In the cross-strait turbulence, Taiwanese celebrities have been facing an unprecedented dilemma. They can only choose one side to stand on and can’t satisfy the governments and the public on both sides. When nationalist netizens in China trolled Taiwanese celebrities for not posting Weibo messages to celebrate National Day, Taiwan media published an article to criticise those who posted such messages on Weibo on China’s National Day but were silent on Taiwan’s Double Tenth Day. The dividing of Taiwan celebrities into ‘pro-independence’ and ‘pro-unification’ camps on both sides have made Taiwanese stars become very powerless elites. The ‘star war’ across the strait has demonstrated the ‘star vulnerability’ of Taiwanese celebrities who are greatly indentured by the ever-changing cross-strait relations. Cultural exchange is believed to be crucial in building positive cross-strait relations. The issue of how celebrities could help promote cultural exchange as ‘cultural ambassadors’ rather than become a frequent target of political controversies must be carefully considered by both sides of the strait in future cross-strait communications.
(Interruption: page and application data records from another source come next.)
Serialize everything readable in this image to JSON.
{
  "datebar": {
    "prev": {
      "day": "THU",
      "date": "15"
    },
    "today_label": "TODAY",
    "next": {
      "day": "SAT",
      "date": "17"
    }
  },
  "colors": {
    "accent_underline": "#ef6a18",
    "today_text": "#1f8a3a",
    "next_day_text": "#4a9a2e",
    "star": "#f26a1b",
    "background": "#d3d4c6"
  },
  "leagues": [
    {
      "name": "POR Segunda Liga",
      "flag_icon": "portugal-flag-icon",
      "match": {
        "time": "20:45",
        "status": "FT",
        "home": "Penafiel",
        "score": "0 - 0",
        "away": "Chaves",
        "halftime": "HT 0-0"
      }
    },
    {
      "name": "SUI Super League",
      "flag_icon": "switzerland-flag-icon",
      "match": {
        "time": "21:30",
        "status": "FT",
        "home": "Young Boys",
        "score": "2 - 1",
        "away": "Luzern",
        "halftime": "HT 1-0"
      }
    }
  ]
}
Jian Xu is a Senior Lecturer in Communication at Deakin University, Australia. He researches Chinese digital media and celebrity studies.